── LISTED RECORDS ──
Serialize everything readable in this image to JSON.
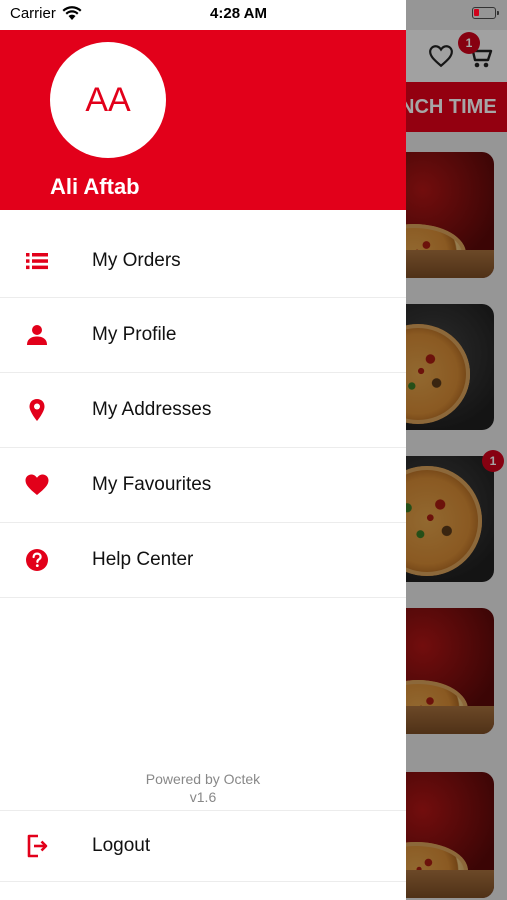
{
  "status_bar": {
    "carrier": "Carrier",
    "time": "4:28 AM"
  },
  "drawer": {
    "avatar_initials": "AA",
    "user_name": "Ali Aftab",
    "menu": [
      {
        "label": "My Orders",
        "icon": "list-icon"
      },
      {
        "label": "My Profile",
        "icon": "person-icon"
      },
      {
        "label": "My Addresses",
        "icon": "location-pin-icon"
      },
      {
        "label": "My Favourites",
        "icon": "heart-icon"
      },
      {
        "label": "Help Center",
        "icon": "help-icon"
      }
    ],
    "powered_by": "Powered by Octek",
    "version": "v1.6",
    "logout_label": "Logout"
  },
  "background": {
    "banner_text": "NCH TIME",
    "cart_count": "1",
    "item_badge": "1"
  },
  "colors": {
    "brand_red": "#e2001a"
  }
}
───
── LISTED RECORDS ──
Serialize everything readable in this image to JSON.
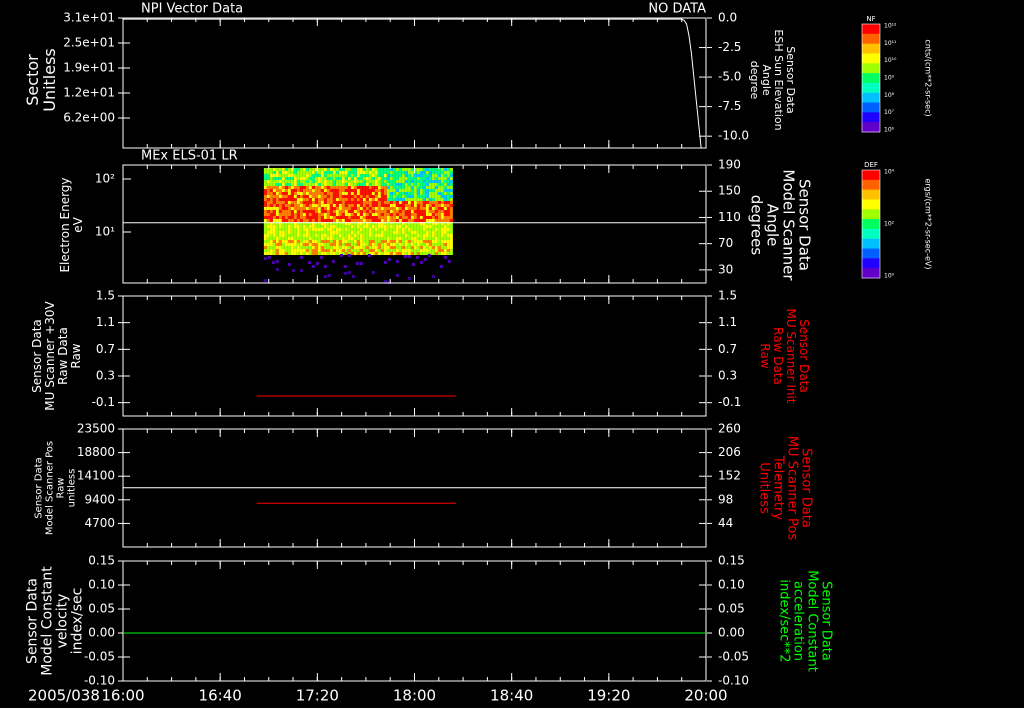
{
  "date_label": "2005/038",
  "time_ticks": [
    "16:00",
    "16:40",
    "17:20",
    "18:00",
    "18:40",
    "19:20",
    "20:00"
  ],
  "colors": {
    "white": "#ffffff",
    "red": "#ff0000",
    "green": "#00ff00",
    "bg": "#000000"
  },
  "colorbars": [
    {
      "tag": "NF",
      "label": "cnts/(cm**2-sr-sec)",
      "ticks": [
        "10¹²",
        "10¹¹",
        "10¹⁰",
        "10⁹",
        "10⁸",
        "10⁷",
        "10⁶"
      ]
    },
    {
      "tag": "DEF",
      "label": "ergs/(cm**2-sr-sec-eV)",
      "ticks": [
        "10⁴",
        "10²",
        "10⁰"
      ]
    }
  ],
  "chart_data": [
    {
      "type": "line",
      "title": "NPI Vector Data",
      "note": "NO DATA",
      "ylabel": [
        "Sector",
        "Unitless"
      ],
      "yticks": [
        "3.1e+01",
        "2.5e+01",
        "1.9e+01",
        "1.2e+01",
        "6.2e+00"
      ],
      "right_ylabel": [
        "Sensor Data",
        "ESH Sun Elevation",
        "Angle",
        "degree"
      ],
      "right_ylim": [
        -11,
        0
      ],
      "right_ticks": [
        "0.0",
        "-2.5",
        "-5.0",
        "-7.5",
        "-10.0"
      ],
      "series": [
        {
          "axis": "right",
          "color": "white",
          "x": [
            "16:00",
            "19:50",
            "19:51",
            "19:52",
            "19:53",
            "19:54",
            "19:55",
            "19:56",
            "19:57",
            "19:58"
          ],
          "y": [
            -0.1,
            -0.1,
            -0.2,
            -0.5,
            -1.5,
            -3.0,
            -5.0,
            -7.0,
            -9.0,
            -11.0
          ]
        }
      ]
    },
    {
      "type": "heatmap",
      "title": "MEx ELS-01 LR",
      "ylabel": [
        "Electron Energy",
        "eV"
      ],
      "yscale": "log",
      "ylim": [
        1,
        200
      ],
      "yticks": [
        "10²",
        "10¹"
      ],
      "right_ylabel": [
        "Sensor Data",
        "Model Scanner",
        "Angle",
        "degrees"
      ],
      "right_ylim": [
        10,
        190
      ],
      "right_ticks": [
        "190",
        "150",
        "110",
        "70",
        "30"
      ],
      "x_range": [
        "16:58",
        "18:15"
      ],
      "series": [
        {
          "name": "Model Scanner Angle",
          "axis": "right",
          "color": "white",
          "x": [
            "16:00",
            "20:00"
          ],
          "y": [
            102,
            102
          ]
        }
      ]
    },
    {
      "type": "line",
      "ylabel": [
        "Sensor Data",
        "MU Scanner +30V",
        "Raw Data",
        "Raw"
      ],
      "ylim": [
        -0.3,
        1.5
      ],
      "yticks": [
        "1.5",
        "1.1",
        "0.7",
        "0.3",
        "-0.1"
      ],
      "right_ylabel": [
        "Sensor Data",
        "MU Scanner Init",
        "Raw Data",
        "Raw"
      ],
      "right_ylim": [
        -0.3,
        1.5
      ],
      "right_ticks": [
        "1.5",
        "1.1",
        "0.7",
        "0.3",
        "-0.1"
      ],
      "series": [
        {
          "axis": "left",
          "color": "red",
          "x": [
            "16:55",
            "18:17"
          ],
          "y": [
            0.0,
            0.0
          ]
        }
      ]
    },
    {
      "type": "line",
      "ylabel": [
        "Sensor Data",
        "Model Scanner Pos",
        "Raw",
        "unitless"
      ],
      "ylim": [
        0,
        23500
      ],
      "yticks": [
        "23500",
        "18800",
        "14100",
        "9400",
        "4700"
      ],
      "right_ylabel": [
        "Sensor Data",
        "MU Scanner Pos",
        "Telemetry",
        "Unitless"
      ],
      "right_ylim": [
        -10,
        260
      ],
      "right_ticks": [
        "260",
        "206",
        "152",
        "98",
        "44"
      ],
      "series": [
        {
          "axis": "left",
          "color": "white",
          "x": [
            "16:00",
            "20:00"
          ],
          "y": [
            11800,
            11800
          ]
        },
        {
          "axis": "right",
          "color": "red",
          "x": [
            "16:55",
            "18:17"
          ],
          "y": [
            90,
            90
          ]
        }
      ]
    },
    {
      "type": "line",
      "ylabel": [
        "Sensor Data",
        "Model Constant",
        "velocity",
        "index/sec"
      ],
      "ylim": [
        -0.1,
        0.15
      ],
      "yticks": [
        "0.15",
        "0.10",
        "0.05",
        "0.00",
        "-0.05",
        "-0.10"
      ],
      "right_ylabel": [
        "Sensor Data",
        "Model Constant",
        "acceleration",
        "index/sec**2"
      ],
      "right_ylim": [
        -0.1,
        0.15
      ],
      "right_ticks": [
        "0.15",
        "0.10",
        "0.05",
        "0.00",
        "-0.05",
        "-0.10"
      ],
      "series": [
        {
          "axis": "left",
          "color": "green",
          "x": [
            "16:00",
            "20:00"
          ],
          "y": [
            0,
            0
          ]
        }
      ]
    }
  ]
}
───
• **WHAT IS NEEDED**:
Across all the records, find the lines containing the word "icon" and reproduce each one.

• **SOLUTION**:
        "icon": "list-icon"
        "icon": "person-icon"
        "icon": "location-pin-icon"
        "icon": "heart-icon"
        "icon": "help-icon"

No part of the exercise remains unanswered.